In the first half of Against All Gods, Johnson focuses on responding to this dichotomy of faith and reason. New atheists like Steven Pinker define faith as a “euphemism for religious belief and as meaning believing something (such as that God exists) without good reasons to do so.” Johnson rejects this equating of ‘faith’ and ‘religion’ and offers his own definition of faith as “retaining confidence in what you have good reason to believe when you are in danger of being confused and losing your bearings.” Faith is the grounding for reason, Johnson writes, not the lack of it.
Johnson’s next point naturally rises from his re-definition: every individual has a faith. New atheists’ faith in science is as much faith as religious faith. What’s more, Johnson presses, faith in science is less reasonable than religious faith, as it cannot satisfy certain physical phenomena (e.g. ‘Where did the first cell come from?’) as adequately as religious, metaphysical hypotheses.
Perhaps Johnson presses the topic a little too far in this section when he equates ‘religion’ with ‘metaphysics’. There are intelligent Christian philosophers, such as non-reductive physicalists, who avoid being metaphysical reductionists. Still, the meat of Johnson’s point remains: religious alternatives are as-or-more reasonable than Darwinism, especially Darwinism as interpreted by scientific naturalism. The case is not closed, Johnson says to the atheists, so stop trying to shut the door.
The finals chapters, written by Dr. John Mark Reynolds, are largely a response to the new atheists’ conclusion that religious studies, particularly in the university, are delusional and anti-scholastic. Reynolds begins at the source—traditional texts.
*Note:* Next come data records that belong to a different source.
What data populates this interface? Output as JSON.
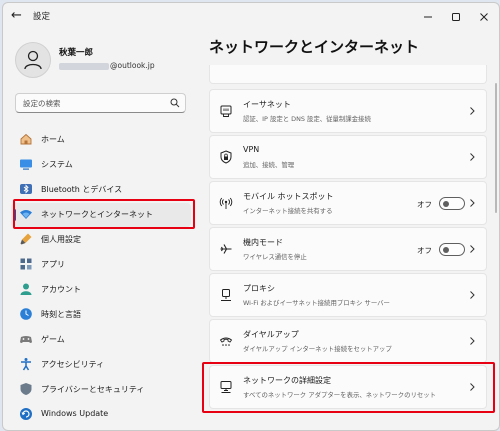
{
  "app": {
    "title": "設定"
  },
  "user": {
    "name": "秋葉一郎",
    "email_suffix": "@outlook.jp"
  },
  "search": {
    "placeholder": "設定の検索"
  },
  "nav": {
    "items": [
      {
        "label": "ホーム",
        "icon": "home-icon"
      },
      {
        "label": "システム",
        "icon": "system-icon"
      },
      {
        "label": "Bluetooth とデバイス",
        "icon": "bluetooth-icon"
      },
      {
        "label": "ネットワークとインターネット",
        "icon": "wifi-icon",
        "selected": true
      },
      {
        "label": "個人用設定",
        "icon": "brush-icon"
      },
      {
        "label": "アプリ",
        "icon": "apps-icon"
      },
      {
        "label": "アカウント",
        "icon": "account-icon"
      },
      {
        "label": "時刻と言語",
        "icon": "time-language-icon"
      },
      {
        "label": "ゲーム",
        "icon": "gamepad-icon"
      },
      {
        "label": "アクセシビリティ",
        "icon": "accessibility-icon"
      },
      {
        "label": "プライバシーとセキュリティ",
        "icon": "shield-icon"
      },
      {
        "label": "Windows Update",
        "icon": "update-icon"
      }
    ]
  },
  "main": {
    "heading": "ネットワークとインターネット",
    "cards": [
      {
        "title": "イーサネット",
        "desc": "認証、IP 設定と DNS 設定、従量制課金接続",
        "icon": "ethernet-icon"
      },
      {
        "title": "VPN",
        "desc": "追加、接続、管理",
        "icon": "vpn-icon"
      },
      {
        "title": "モバイル ホットスポット",
        "desc": "インターネット接続を共有する",
        "icon": "hotspot-icon",
        "toggle": "オフ",
        "toggle_on": false
      },
      {
        "title": "機内モード",
        "desc": "ワイヤレス通信を停止",
        "icon": "airplane-icon",
        "toggle": "オフ",
        "toggle_on": false
      },
      {
        "title": "プロキシ",
        "desc": "Wi-Fi およびイーサネット接続用プロキシ サーバー",
        "icon": "proxy-icon"
      },
      {
        "title": "ダイヤルアップ",
        "desc": "ダイヤルアップ インターネット接続をセットアップ",
        "icon": "dialup-icon"
      },
      {
        "title": "ネットワークの詳細設定",
        "desc": "すべてのネットワーク アダプターを表示、ネットワークのリセット",
        "icon": "network-adapter-icon"
      }
    ]
  },
  "colors": {
    "accent": "#005fb8",
    "highlight": "#e60012",
    "background": "#f3f3f3"
  }
}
He does not object to the new atheists disliking, or even loathing the Bible, but Reynolds does take issue with poor reading of Biblical texts, especially because the resulting misunderstandings destroy open communication.
In his chapter “The Obstacle of Old Books,” Reynolds connects how new atheists are reading Scripture to their hasty conclusions about Christianity. After outlining what I would term a useful and enlightening ‘idiot’s guide to hermeneutics’, Reynolds contends that new atheists refuse—or don’t know how—to employ the basic guidelines of charitable reading. For example, when atheist scholars (Dawkins in particular) ignore historical information like early Israel’s tribal and warlike world, it leads to unfair judgments about the brutality seen in the Old Testament.
Poor readers refuse to imagine the world of a text, and so close themselves off to the mere possibility of its truth. “Imagination,” Reynolds writes, “is a wonderful tool that allows me to consider the possibility that any religious, philosophical or scientific idea might be true.”
According to Reynolds, such critical consideration is based in wonder, not cynical, unrestrained doubt, and as such, it has every place in the university. Whereas unleashed cycnicism paralyzes academic discovery, belief in truth grants motivation and purpose to intellectual study.
Religion, says Reynolds, sustains the university. Learning is a journey that includes discovery of truth and cultivation of virtue via personal and artistic mentors. Without religion, education becomes vacuous intellectual hedonism. Contrary to what new atheists say, education is not “constricted” by exposure to religion; it is fueled by it. Reynolds concludes Against All Gods with a historical defense of orthodoxy in light of this assertion: new atheists claim that, historically, religion has been the oppressor of academic pursuits, but Reynolds argues that it has been the impetus of intellectual progress.
The existence of Johnson and Reynolds’s book demonstrates Reynolds’s final point. It is a piece of well-crafted analysis filled with sound arguments that sticks its foot in the door new atheism is trying to slam shut. This dialogue is far from over, Johnson and Reynolds protest. New atheism and religion have much to discuss, and both sides have every reason to embrace the conversation and see where it leads. ‘